REPAIRS AT SEA
Generally, the areas of greatest strain will be the first to show signs of wear and will require greater attention. These areas include:
• The points where any lines or shackles, towing fixtures, etc. are attached to the raft
• The area where the floor and the flotation tubes are joined
• Areas where any abrasion or chafing occurs
• Areas around valves and seams
The “monitoring” of any leaks or repaired areas should be included in your watch routine. Remember that while a tiny leak must be viewed as serious, it’s no cause for panic. Be sure to maintain adequate pressure in the buoyancy chambers by regulating the air when necessary. This will minimize strain on the seams of the raft.
Repairing a Major Leak
Take the following steps to repair a major leak in one of the chambers:
• Partially deflate the chamber.
• Use a proper patching kit and follow the directions sup plied by the manufacturer. If you don’t have a kit you will have to improvise with what ever materials and ingenuity you have available.
• Use a beveled wooden or plastic plug to patch major leaks. These plugs should be covered with some type of material before being inserted into the hole, and then bound with line to secure a better fitting (see Fig. 1-10 below).
• Dry and then patch interior leaks. Exterior leaks (and areas of the floor) are more difficult to repair since the material will usually be wet.

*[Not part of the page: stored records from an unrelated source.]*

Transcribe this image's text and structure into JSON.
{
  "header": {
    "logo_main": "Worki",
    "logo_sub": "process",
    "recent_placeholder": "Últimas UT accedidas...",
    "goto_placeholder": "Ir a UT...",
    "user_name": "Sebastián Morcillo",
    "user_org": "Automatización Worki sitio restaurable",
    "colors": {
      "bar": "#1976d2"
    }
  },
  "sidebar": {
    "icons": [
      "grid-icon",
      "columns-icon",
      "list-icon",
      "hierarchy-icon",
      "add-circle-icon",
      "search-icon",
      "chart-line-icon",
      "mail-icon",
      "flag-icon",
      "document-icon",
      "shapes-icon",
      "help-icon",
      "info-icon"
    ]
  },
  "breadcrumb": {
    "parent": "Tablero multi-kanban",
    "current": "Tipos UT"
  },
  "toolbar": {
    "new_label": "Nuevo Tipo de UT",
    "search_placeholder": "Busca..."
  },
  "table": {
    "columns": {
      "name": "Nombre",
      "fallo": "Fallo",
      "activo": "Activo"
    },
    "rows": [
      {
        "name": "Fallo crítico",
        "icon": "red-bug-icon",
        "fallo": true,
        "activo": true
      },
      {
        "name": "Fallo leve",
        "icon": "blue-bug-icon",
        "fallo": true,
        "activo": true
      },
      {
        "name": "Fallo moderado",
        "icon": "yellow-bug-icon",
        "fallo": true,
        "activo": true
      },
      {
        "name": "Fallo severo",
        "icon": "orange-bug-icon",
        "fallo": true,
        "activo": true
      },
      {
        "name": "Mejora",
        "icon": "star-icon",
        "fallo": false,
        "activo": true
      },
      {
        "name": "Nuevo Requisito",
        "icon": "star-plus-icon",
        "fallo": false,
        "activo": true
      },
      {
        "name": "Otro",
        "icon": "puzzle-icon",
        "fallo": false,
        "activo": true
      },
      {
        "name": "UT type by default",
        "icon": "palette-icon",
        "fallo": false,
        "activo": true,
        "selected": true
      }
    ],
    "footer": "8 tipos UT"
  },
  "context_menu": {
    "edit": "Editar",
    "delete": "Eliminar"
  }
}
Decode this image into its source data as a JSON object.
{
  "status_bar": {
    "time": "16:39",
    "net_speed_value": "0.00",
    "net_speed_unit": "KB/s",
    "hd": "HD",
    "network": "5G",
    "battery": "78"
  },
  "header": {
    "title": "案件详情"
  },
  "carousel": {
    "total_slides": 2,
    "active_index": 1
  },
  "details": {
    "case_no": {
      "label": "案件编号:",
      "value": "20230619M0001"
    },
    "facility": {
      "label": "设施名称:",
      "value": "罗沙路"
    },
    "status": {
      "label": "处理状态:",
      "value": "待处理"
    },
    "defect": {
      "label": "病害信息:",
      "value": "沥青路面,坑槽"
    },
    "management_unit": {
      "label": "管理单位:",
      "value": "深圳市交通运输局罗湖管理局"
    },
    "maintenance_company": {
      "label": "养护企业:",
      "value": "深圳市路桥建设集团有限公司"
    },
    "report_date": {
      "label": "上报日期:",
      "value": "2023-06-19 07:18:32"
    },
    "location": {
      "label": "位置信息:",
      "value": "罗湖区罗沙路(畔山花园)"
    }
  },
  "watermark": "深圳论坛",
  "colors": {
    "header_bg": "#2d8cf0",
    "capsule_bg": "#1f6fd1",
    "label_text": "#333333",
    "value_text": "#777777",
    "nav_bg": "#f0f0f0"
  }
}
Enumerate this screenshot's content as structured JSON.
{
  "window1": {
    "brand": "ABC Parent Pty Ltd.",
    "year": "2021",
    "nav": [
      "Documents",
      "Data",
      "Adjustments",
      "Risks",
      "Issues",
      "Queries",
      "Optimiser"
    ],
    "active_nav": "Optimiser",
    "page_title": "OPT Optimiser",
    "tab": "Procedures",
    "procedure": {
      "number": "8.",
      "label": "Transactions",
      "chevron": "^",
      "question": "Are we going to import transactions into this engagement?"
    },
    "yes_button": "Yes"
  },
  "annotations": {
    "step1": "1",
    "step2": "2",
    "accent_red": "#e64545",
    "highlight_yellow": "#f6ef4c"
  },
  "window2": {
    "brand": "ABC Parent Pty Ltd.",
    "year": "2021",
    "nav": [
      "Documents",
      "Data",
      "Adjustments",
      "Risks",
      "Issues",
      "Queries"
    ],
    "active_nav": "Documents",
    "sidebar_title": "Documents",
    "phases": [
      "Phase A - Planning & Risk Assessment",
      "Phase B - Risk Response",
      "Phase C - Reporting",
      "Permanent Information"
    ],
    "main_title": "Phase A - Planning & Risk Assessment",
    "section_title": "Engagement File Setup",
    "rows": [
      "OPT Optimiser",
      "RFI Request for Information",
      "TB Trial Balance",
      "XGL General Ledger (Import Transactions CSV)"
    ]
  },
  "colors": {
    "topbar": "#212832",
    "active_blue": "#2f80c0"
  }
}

Fig. 1-10: A plug (of wood or other available materials) can be improvised to patch a life raft in case of a puncture.